▶ [What is needed]:
Your answer should be every line from the records that contains "Channel".

▶ [Component data from apps and pages]:
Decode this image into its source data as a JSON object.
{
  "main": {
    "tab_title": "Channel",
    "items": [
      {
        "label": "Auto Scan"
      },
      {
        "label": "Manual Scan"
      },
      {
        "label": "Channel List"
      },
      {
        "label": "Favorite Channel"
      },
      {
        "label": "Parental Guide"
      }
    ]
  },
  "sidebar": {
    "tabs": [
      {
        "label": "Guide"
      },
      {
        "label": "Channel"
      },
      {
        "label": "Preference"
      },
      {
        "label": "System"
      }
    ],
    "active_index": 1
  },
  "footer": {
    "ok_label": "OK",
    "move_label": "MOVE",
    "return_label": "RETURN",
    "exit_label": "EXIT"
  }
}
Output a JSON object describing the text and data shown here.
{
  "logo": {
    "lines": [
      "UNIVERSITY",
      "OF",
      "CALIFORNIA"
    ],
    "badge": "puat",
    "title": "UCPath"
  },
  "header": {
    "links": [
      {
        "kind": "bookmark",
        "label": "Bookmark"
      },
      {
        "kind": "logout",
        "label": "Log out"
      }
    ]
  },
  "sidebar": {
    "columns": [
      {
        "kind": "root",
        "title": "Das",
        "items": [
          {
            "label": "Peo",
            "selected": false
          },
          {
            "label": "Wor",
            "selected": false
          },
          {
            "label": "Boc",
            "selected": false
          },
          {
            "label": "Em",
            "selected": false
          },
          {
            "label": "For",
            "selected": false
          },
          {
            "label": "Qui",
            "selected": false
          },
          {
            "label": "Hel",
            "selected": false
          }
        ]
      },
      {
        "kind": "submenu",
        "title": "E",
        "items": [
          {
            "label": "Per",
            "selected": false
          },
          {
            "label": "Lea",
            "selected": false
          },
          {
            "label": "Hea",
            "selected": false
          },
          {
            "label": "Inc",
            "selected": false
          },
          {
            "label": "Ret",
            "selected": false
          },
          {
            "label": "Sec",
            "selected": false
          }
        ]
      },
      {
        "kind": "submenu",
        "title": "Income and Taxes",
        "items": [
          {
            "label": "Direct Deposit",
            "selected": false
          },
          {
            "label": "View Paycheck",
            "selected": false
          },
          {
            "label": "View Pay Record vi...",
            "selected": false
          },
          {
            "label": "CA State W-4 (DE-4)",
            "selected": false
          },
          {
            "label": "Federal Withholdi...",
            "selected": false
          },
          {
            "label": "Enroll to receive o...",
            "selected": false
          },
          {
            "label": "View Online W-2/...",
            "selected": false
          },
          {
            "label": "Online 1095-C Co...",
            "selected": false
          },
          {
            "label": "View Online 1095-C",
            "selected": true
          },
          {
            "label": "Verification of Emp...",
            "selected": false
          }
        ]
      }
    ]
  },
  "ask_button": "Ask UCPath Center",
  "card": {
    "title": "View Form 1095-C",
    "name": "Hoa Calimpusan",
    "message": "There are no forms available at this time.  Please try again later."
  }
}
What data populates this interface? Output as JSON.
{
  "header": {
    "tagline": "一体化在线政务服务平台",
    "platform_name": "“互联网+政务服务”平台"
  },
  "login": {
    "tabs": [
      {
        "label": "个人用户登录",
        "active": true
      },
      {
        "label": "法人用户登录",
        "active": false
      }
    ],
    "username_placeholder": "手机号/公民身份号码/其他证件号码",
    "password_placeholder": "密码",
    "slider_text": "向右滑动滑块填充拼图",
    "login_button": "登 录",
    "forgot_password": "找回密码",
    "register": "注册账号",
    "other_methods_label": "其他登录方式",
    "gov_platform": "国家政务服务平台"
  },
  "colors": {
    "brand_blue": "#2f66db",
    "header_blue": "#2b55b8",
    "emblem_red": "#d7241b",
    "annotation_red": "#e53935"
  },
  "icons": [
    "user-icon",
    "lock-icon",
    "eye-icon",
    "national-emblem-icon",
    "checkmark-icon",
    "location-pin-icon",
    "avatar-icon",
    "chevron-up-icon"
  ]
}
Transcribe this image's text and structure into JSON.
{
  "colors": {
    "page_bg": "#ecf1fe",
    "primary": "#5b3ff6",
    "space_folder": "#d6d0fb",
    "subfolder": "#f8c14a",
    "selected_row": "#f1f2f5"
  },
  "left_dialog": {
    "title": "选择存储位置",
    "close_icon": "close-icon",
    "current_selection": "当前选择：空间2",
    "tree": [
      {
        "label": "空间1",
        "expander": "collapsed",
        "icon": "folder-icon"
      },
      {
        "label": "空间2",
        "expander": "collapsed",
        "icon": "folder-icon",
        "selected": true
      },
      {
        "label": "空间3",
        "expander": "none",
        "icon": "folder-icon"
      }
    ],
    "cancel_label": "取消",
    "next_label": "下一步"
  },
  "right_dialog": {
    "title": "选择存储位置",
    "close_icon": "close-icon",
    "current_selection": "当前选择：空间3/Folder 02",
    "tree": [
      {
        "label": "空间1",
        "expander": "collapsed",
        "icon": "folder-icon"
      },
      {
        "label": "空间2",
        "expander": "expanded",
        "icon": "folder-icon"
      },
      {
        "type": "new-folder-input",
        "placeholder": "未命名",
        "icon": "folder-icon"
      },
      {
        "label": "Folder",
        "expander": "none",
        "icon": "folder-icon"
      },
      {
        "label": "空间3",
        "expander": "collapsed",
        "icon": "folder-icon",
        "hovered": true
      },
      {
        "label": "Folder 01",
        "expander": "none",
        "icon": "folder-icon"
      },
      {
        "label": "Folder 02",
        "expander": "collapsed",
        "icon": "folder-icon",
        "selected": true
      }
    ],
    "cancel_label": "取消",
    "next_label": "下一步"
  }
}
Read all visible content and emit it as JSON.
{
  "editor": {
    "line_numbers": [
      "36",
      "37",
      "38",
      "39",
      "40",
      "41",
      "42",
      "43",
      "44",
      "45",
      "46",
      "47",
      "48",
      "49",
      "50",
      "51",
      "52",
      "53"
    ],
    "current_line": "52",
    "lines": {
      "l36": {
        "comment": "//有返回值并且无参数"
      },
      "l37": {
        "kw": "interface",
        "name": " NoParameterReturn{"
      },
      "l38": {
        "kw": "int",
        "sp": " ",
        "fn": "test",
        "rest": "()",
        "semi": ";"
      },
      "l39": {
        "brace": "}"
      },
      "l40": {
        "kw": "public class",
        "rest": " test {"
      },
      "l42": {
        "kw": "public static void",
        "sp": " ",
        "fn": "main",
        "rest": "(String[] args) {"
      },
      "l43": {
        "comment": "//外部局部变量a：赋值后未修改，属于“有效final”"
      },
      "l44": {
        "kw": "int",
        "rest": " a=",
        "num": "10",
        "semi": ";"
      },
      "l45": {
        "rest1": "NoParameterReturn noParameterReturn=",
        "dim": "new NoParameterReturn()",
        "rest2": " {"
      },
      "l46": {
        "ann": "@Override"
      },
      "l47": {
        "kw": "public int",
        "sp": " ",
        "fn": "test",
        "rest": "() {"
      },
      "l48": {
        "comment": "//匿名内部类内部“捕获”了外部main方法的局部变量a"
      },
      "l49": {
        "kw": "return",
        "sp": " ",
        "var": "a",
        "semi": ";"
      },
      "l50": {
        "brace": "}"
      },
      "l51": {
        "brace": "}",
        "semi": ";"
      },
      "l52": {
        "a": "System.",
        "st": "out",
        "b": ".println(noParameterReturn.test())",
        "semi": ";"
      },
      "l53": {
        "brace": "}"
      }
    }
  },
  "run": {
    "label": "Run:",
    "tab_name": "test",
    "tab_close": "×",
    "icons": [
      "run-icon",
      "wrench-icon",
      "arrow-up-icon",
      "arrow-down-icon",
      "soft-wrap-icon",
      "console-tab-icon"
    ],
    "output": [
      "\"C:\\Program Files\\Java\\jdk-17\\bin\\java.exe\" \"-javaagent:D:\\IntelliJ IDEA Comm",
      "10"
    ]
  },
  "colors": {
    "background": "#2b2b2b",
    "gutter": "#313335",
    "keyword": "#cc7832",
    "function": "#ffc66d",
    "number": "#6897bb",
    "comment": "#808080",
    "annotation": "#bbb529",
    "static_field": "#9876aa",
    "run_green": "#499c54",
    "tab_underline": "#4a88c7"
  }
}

▶ [Output for this exercise]:
    "tab_title": "Channel",
        "label": "Channel List"
        "label": "Favorite Channel"
        "label": "Channel"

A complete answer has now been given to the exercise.